Texas Comptroller of Public Accounts
FOR IMMEDIATE RELEASE
September 26, 2022
(AUSTIN) — Military bases in Texas generated more than $114 billion in economic activity and added more than $67 billion to the state’s gross domestic product in 2021. The bases also generated more than $42 billion in annual disposable personal income and directly and indirectly supported more than 622,000 Texas jobs.
In September's issue of Fiscal Notes, the Comptroller’s office explores a study prepared by this agency at the request of the Texas Military Preparedness Commission, examining the crucial role of the 14 military installations in the state.
“The economic benefits of these military bases are tremendous and critical to our state and local economies, but we are most grateful to the members of the military who dedicate their lives to protecting our country,” Texas Comptroller Glenn Hegar said. “The impact of these installations reaches far beyond the direct employment they support. The indirect jobs, associated businesses and induced economic activity is foundational to countless communities across our state and vital to Texas' economic strength.”
This issue of Fiscal Notes also drills into the capabilities of traditional and renewable energy in Texas, which was the largest producer of oil, natural gas and wind-powered electricity in the nation last year.
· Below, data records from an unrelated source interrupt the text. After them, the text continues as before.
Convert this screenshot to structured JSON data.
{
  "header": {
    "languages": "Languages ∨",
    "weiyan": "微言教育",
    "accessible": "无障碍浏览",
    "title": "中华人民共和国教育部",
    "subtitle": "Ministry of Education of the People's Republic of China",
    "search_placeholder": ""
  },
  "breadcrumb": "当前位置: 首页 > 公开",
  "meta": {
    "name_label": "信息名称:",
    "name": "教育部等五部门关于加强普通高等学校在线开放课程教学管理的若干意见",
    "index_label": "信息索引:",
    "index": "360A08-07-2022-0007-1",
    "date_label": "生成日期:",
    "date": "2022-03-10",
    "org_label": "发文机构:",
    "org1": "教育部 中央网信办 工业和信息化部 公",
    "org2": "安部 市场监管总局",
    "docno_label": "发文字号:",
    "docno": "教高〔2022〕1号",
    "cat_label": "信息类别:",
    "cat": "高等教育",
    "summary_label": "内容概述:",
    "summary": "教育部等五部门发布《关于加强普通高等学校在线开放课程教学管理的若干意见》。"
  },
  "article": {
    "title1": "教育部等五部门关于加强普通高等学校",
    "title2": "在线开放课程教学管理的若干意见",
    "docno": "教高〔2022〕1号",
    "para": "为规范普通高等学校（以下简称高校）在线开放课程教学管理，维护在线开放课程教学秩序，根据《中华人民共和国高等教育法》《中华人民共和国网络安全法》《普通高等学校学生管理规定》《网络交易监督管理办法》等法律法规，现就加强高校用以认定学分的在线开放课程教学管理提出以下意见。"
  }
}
Texas’ energy use in 2021 was led by natural gas at 42 percent, with wind in second place at 24 percent.
“A diversity of energy sources is key to ensuring sustainable, cost-effective energy,” Hegar said. “It is simply not possible for renewables to meet the demands of our growing and dynamic state anytime in the foreseeable future. Fossil fuels are essential to ensure Texans have access to reliable and affordable power.”
Also this month, a Fiscal Notes video explains the factors that contribute to the constant fluctuations in gasoline prices.
Fiscal Notes furthers the Comptroller’s constitutional responsibility to monitor the state’s economy and estimate state government revenues. It has been published since 1975, featuring in-depth analysis concerning state finances and original research by subject-matter experts in the Comptroller’s office.
Fiscal Notes is available online and can be received by subscribing via the Comptroller's website.